Any discussion of the mitzvah of Bikkur Holim, visiting the sick, begins with Genesis, chapter 18. While the Torah doesn't specifically mention this Mitzvah, this commandment, it does teach us this lesson by example. The opening words of the Parshah are "Vayerah Adonai elav - And the Lord appeared to Abraham." What a dramatic statement this is! Elsewhere God speaks to Abraham, he calls on him, but He never "appears" to him. As our above-the-line text mentions, this is the rare occasion when God appears without any formal act or worship or the building of an altar. Why then, did God choose to appear to Abraham at this particular moment in time?
This story, we're told, is the basis of an important but oft-forgotten Mitzvah – Bikkur Holim, visiting the sick. The sages point out that last week's Torah portion ends with Abraham's circumcision at the tender age of ninety-nine. As you know, Abraham has done this circumcision himself, and he’s done (or overseen) the circumcision of all the males of his extended family—including Ishmael, who was 13 years old at the time, and all the household slaves. As Parshat Vayerah opens, Abraham is recovering from his self-inflicted surgery. God appears to him at this moment, we are told, in order to comfort him as recuperates. The sages teach us that Bikkur Holim is not just a nice thing to do. Bikkur Holim is nothing less than an imitation of what God does. Just as God visits the sick, we must do the same.
As we think about a sick visit from God—THIS sick visit from God—we may be noticing that something we might expect DOES NOT happen. It seems strange, doesn’t it, that, despite the fact that God visits our forefather Abraham, the Torah says nothing about God curing him or lessening his pain. If the Rabbis were right -- that God appeared at Abraham's tent during his recovery from surgery, then one would have expected nothing less than a miracle from "Rofey Kol Basar," "the Healer of all Flesh," as our tradition calls God.
So, what's the point of God's house call, if not to heal Abraham? Jewish tradition teaches us that the purpose of Bikkur Holim is to provide the patient with the healing that precedes the cure. Nature will follow its own course, and we cannot control that course. Medicine and therapy, obviously, can help. And we must allow doctors and nurses to do their jobs. But visitors bring something equally important to the sick. A visitor brings the healing power of love. She has the ability to bring caring and empathy into the sick room. Like God, the visitor reminds the patient that he is created in the image of God. The visitor reaffirms the humanity of the patient at a time when the patient may feel more like a statistic or a diagnosis than a human being.
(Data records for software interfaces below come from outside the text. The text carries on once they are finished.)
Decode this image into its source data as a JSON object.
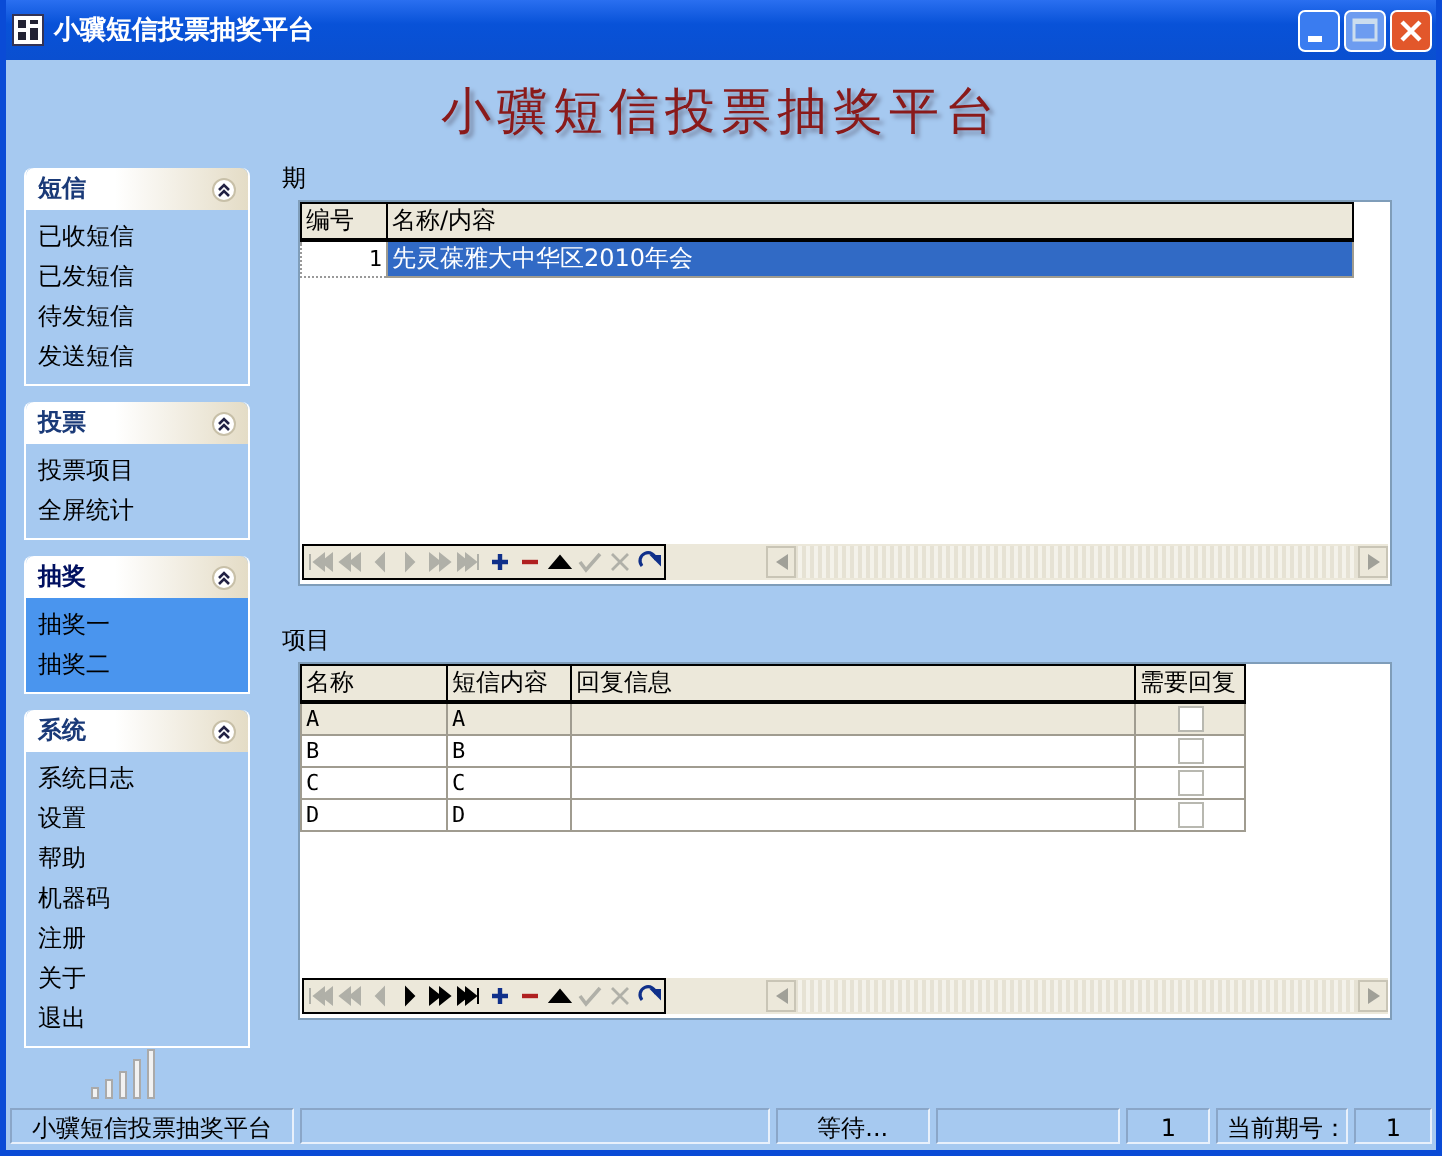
{
  "window": {
    "title": "小骥短信投票抽奖平台"
  },
  "banner": {
    "title": "小骥短信投票抽奖平台"
  },
  "sidebar": {
    "groups": [
      {
        "title": "短信",
        "expanded": true,
        "selected": false,
        "items": [
          "已收短信",
          "已发短信",
          "待发短信",
          "发送短信"
        ]
      },
      {
        "title": "投票",
        "expanded": true,
        "selected": false,
        "items": [
          "投票项目",
          "全屏统计"
        ]
      },
      {
        "title": "抽奖",
        "expanded": true,
        "selected": true,
        "items": [
          "抽奖一",
          "抽奖二"
        ]
      },
      {
        "title": "系统",
        "expanded": true,
        "selected": false,
        "items": [
          "系统日志",
          "设置",
          "帮助",
          "机器码",
          "注册",
          "关于",
          "退出"
        ]
      }
    ]
  },
  "periods": {
    "label": "期",
    "columns": [
      "编号",
      "名称/内容"
    ],
    "rows": [
      {
        "cells": [
          "1",
          "先灵葆雅大中华区2010年会"
        ],
        "selected": true
      }
    ],
    "navigator": [
      {
        "kind": "first",
        "disabled": true
      },
      {
        "kind": "prior-page",
        "disabled": true
      },
      {
        "kind": "prior",
        "disabled": true
      },
      {
        "kind": "next",
        "disabled": true
      },
      {
        "kind": "next-page",
        "disabled": true
      },
      {
        "kind": "last",
        "disabled": true
      },
      {
        "kind": "insert",
        "disabled": false
      },
      {
        "kind": "delete",
        "disabled": false
      },
      {
        "kind": "edit",
        "disabled": false
      },
      {
        "kind": "post",
        "disabled": true
      },
      {
        "kind": "cancel",
        "disabled": true
      },
      {
        "kind": "refresh",
        "disabled": false
      }
    ]
  },
  "items": {
    "label": "项目",
    "columns": [
      "名称",
      "短信内容",
      "回复信息",
      "需要回复"
    ],
    "rows": [
      {
        "cells": [
          "A",
          "A",
          ""
        ],
        "checked": false,
        "selected": true
      },
      {
        "cells": [
          "B",
          "B",
          ""
        ],
        "checked": false,
        "selected": false
      },
      {
        "cells": [
          "C",
          "C",
          ""
        ],
        "checked": false,
        "selected": false
      },
      {
        "cells": [
          "D",
          "D",
          ""
        ],
        "checked": false,
        "selected": false
      }
    ],
    "navigator": [
      {
        "kind": "first",
        "disabled": true
      },
      {
        "kind": "prior-page",
        "disabled": true
      },
      {
        "kind": "prior",
        "disabled": true
      },
      {
        "kind": "next",
        "disabled": false
      },
      {
        "kind": "next-page",
        "disabled": false
      },
      {
        "kind": "last",
        "disabled": false
      },
      {
        "kind": "insert",
        "disabled": false
      },
      {
        "kind": "delete",
        "disabled": false
      },
      {
        "kind": "edit",
        "disabled": false
      },
      {
        "kind": "post",
        "disabled": true
      },
      {
        "kind": "cancel",
        "disabled": true
      },
      {
        "kind": "refresh",
        "disabled": false
      }
    ]
  },
  "status_bar": [
    {
      "kind": "text",
      "text": "小骥短信投票抽奖平台"
    },
    {
      "kind": "blank"
    },
    {
      "kind": "text",
      "text": "等待..."
    },
    {
      "kind": "blank"
    },
    {
      "kind": "text",
      "text": "1"
    },
    {
      "kind": "text",
      "text": "当前期号："
    },
    {
      "kind": "text",
      "text": "1"
    }
  ]
}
Let us remember this Mitzvah to fulfill it as often as we can.
Rabbi David Grossman
Rabbi Joshua Grossman